On Saturday the 24th of February, 2018, I received a very exciting text message that made me grow taller than my Julius Agwu look alike height. The text was so encouraging that my head swelled and has remained swollen since .The sender who lives in Aba, the industrial hub of Abia State is someone I am looking forward to meeting someday. I must confess that I am humbled by Dr Nduagu encouraging words despite the numerous and unforgiving errors which he kindly pointed out in his reactions and for which I sincerely apologize to my readers. Dr Nduagu is the third reader after Sir Victor Anoliefo of the Abuja Literary Society and Ibrahim
Mairiga, a civil servant in Abuja the Federal Capital Territory whose observations I cherish. I also cherish others readers whose comments through texts or emails I must have missed or forgotten for reasons beyond by my control.
As I conclude sharingÂ this piece which i sourced, I must first fulfill the promise I made to my Muslim readers last week when after quoting from Deuteronomy 30:19 from the Holy Bible, I promised to seek the help of my Muslim colleagues on what the Holy Koran says about life and death. Although what I got does not truly reflect what I want but since I made a promise, I have chosen to use this for now and it reads thus;Quran 10 verse 56: He give life and causes Death, and to him you will be returned (Surah Yunus)Quran 45 verse 24-25: They say, â€˜There is nothing but our present life; we die, and we live, and nothing but time destroys us.â€™ Of that they have no knowledge; they merely conjecture. And when Our revelations are recited to them, their only argument is that they say, â€˜Bring us our father, if you speak truly.â€™â€ ( Sural Al-jathiyah 45:24-25)
Back to the business of the day; do you know how old your tyres are? Do you know the age of your tyres? Are your tyres expired?Â Now if you think these questions are not important, kindly reflect on the number of lives lost as a result of road traffic crashes caused by tyre burst and remember the circumstance and events that led to the death of aÂ serving Minister. Remember also Â the cases I cited last week and please make the choice to take special care of your tyres. Available research findings suggest that only a handful of drivers can assess the age of their tyre and know the right time to change. Most drivers do not think it is important but the performance of tyres actually deteriorates as they age.
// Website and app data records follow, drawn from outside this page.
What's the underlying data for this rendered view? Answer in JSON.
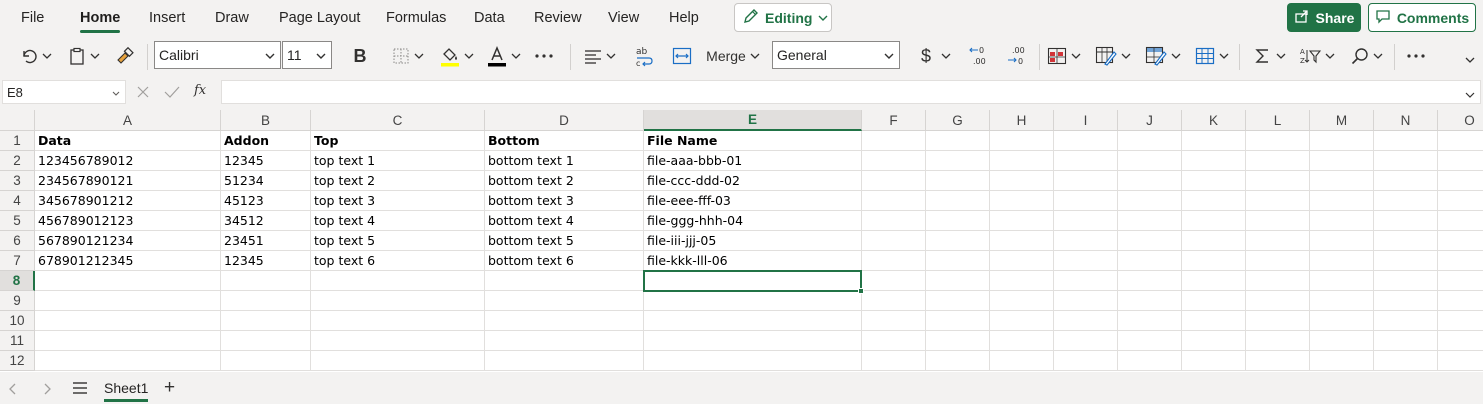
{
  "menu": {
    "tabs": [
      "File",
      "Home",
      "Insert",
      "Draw",
      "Page Layout",
      "Formulas",
      "Data",
      "Review",
      "View",
      "Help"
    ],
    "active": "Home",
    "editing_label": "Editing",
    "share_label": "Share",
    "comments_label": "Comments"
  },
  "toolbar": {
    "font_name": "Calibri",
    "font_size": "11",
    "bold_label": "B",
    "merge_label": "Merge",
    "number_format": "General",
    "currency_symbol": "$",
    "decrease_decimal_label": "←0\n.00",
    "increase_decimal_label": ".00\n→0"
  },
  "formula_bar": {
    "name_box": "E8",
    "fx_label": "fx",
    "formula_value": ""
  },
  "sheet": {
    "columns": [
      "A",
      "B",
      "C",
      "D",
      "E",
      "F",
      "G",
      "H",
      "I",
      "J",
      "K",
      "L",
      "M",
      "N",
      "O"
    ],
    "rows": [
      "1",
      "2",
      "3",
      "4",
      "5",
      "6",
      "7",
      "8",
      "9",
      "10",
      "11",
      "12"
    ],
    "selected_cell": "E8",
    "cells": [
      [
        "Data",
        "Addon",
        "Top",
        "Bottom",
        "File Name"
      ],
      [
        "123456789012",
        "12345",
        "top text 1",
        "bottom text 1",
        "file-aaa-bbb-01"
      ],
      [
        "234567890121",
        "51234",
        "top text 2",
        "bottom text 2",
        "file-ccc-ddd-02"
      ],
      [
        "345678901212",
        "45123",
        "top text 3",
        "bottom text 3",
        "file-eee-fff-03"
      ],
      [
        "456789012123",
        "34512",
        "top text 4",
        "bottom text 4",
        "file-ggg-hhh-04"
      ],
      [
        "567890121234",
        "23451",
        "top text 5",
        "bottom text 5",
        "file-iii-jjj-05"
      ],
      [
        "678901212345",
        "12345",
        "top text 6",
        "bottom text 6",
        "file-kkk-lll-06"
      ]
    ]
  },
  "sheet_tabs": {
    "tabs": [
      "Sheet1"
    ],
    "add_label": "+"
  },
  "colors": {
    "accent": "#217346",
    "fill_color_bar": "#ffff00",
    "font_color_bar": "#000000"
  }
}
The clear evidence is that tyres have an expiration date and that older tyres are more likely to fail than newer ones. This is because tyres are made mostly of rubber which degrades with age. Sunlight, heat, ice, and general wear and tear can accelerate the breakdown of a tyre. Once a tyre begins to break down, it becomes more likely to fail in the form of a tread separationâ€“often at highway speeds, when the failure is most likely to cause fatal crash resulting in deaths.
For most tyres, the expiration date should beÂ from the date of manufacture.Â Tyres I must repeat again, age dangerously because of a chemical process commonly referred to as oxidation, which simply means that as the tyre components are exposed to oxygen, the oxygen particles causes the flexible components of the tyre to harden and become brittle. Over time, the tyre will fall apart under normal stress, just like an old rubber band. Since this process occurs naturally, it does not matter if a tyre is being used, stored as a spare, or simply waiting on a store shelf for an unsuspecting consumer. Available Â studies conclude that tyres begin to weaken and fall apart as they age. The tyre aging process happens regardless of whether the tyre is on a vehicle or in a temperature-controlled room. It also states that most tyres begin to significantly degrade around five years from the date of manufacture and like I said earlier, â€œTyres contain anti-oxidising chemicals to slow the rate of ageing, but they need to be in use for these to be effective. Infrequent use or poor storage of even a new and standard tyre can accelerate the ageing process and make tyres un-roadworthy. Low mileage and older cars tend to be most at risk from premature ageing.â€So it is important to ensure that you do not toy with your life and that of your loved ones by the choices you make.
As a driver, you should know the date your tyres were manufactured usually displayed on the sidewall in the form of four numbers usually preceded by the letters. The manufactured date is a Department of Transportation (DOT) code of 10 or 11 characters embossed on the inside of the tire These numbers represent the week number and year; so 3410 will be week 34,in the yearÂ 2010. Use that information to make sure you are buying tyres with the longest shelf life possible. This simple information was my guide when I went for new tyres but was offered tyres which had already spent a year and some months on the shelf.
So, as a driver, you must always protect yourself when buying new tyres by asking for the newest tires available just like I did when I entered into a healthy debate with my dealer whose interest like most businesses is profit while my concern and yours should always be safety. You should always look at the tyreâ€™s manufacture date; for new tyres, the code is always 11 characters. However, tyres manufactured before the year 2000 have a 10-character code. This code is the most important piece of information about a tyre. The last four digits of the DOT code represent the manufactured date of the tyre; the last two digits like I said earlier refer to the year the tyre was manufactured while the first two digits identify the week number within that year.Â Avoid the gamble of keeping and using outdated tyres in the name of saving money and ultimately losing your life.